Purdue University researchers have created a technology that allows public cameras to send personalized messages to people without compromising their privacy.
The team developed a real-time end-to-end system called PHADE to allow this process, known as private human addressing. While traditional data transmission protocols need to first learn the destination’s IP or MAC address, this system uses motion patterns as the address code for communication. The smartphones then locally make their own decisions on whether to accept a message.
The PHADE system works using a server to receive video streams from cameras to track people. The camera builds a packet by linking a message to the address code and broadcasts the packet. Upon receiving the packet, a mobile device of each of the targets uses sensors to extract its owner’s behavior and follow the same transformation to derive a second address code. If the second address code matches with the address code in the message, the mobile device automatically delivers the message to its owner.
A video explaining more about the camera technology is available at https://bit.ly/2JScSqO.
“Our technology enables public cameras to send customized messages to targets without any prior registration,” says He Wang, an assistant professor in the Purdue Department of Computer Science, who created the technology along with his PhD student, Siyuan Cao. “Our system serves as a bridge to connect surveillance cameras and people and protects targets’ privacy.”
PHADE protects privacy in two key ways – it keeps the users’ personal sensing data within their smartphones and it transforms the raw features of the data to blur partial details. The creators named the system PHADE because the blurring process “fades” people’s motion details out.
PHADE can be used in places such as at a museum, where visitors can receive messages with information about the artifacts or exhibits they are viewing. The technology also could be implemented in shopping malls to provide consumers with digital product information or coupons. In a similar way, PHADE could be valuable for new store prototypes such as Amazon Go, which uses phone technology instead of traditional checkout registers.

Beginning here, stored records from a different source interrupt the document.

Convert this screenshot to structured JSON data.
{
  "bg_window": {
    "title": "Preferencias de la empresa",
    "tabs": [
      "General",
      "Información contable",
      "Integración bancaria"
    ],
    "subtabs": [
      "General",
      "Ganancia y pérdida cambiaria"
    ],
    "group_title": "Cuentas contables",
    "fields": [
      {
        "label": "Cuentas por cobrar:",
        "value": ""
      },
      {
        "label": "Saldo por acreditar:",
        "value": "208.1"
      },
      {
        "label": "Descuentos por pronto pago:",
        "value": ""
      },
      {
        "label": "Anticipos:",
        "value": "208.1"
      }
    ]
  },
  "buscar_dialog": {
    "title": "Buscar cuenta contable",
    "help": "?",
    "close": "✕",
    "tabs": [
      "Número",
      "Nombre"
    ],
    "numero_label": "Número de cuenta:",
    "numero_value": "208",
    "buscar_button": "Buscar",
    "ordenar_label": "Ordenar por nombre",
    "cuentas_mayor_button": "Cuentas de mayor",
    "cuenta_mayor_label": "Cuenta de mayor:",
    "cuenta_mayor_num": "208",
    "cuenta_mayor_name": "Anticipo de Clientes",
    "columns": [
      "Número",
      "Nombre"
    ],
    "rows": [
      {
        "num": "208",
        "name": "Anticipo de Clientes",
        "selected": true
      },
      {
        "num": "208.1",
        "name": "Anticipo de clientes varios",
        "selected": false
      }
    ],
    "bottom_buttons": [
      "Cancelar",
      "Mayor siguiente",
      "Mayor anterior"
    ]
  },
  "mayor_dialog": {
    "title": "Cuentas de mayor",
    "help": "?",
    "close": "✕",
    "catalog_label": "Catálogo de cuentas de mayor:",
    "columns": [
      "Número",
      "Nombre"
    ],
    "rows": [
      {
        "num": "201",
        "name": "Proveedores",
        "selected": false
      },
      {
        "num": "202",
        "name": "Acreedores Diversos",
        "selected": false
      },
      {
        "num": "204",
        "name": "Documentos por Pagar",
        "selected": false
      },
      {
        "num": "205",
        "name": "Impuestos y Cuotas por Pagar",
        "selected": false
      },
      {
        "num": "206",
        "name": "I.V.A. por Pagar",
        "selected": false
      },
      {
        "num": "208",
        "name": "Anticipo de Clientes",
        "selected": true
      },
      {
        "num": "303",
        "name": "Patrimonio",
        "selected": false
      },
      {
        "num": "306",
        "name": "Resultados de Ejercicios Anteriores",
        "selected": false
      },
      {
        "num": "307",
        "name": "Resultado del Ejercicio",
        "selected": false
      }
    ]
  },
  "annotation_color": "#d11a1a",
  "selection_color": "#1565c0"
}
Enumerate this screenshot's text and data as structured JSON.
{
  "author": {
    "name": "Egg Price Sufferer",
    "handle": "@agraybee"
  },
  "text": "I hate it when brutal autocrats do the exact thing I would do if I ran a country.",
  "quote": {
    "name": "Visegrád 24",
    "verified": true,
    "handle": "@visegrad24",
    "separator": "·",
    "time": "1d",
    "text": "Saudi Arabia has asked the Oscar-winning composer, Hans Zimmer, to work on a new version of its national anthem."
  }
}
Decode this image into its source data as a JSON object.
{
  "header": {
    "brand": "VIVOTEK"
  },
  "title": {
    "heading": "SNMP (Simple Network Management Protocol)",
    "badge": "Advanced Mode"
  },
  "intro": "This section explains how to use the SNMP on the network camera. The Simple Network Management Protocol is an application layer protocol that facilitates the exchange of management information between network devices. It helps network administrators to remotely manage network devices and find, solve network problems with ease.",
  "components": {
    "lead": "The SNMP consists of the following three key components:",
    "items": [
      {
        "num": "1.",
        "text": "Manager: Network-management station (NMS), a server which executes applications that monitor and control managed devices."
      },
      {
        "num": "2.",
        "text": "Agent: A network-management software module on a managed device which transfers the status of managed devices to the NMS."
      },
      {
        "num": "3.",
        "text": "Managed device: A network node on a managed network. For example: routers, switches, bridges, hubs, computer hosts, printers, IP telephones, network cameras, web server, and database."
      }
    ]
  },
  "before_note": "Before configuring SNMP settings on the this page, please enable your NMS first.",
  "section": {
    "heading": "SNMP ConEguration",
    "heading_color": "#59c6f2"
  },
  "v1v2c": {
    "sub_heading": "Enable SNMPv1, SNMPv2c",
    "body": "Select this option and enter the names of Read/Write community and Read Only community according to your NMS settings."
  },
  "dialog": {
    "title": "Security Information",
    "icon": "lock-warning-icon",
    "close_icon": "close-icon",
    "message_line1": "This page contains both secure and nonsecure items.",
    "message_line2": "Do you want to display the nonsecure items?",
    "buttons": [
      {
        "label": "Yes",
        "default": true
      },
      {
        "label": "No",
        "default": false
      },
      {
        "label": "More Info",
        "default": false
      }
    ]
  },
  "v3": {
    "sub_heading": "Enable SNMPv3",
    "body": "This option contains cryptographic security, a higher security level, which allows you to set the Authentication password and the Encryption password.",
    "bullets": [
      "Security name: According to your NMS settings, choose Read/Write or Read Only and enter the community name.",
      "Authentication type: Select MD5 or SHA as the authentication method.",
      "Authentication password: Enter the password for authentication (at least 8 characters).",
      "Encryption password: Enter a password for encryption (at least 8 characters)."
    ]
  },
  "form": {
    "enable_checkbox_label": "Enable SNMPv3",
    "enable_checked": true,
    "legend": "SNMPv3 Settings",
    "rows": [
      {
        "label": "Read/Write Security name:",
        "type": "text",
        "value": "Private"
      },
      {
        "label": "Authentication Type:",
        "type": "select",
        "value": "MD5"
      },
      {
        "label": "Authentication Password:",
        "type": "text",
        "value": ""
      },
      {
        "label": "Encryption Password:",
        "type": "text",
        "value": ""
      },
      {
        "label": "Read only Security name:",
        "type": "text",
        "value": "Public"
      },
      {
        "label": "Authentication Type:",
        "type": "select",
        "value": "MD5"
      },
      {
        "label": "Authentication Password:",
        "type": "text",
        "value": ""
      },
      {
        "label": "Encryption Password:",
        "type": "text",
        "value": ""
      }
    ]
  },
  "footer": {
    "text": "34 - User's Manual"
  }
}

“PHADE may also be used by government agencies to enhance public safety,” Cao says. “For example, the government can deploy cameras in high-crime or high-accident areas and warn specific users about potential threats, such as suspicious followers.”
Wang says surveillance camera and security companies would also be able to integrate the technology into their products directly as a key feature. He also says this technology has advantages over Bluetooth-based beacons, which have difficulties in adjusting for ranges of transmission and do not allow for context-aware messaging.
The work appears in the June issue of Interactive, Mobile, Wearable and Ubiquitous Technologies (IMWUT), a premier journal for research relevant to the post-PC era, and will be presented during a conference in October in Singapore.
The Purdue Office of Technology Commercialization helped file patent applications for the technology and is seeking partners to license it.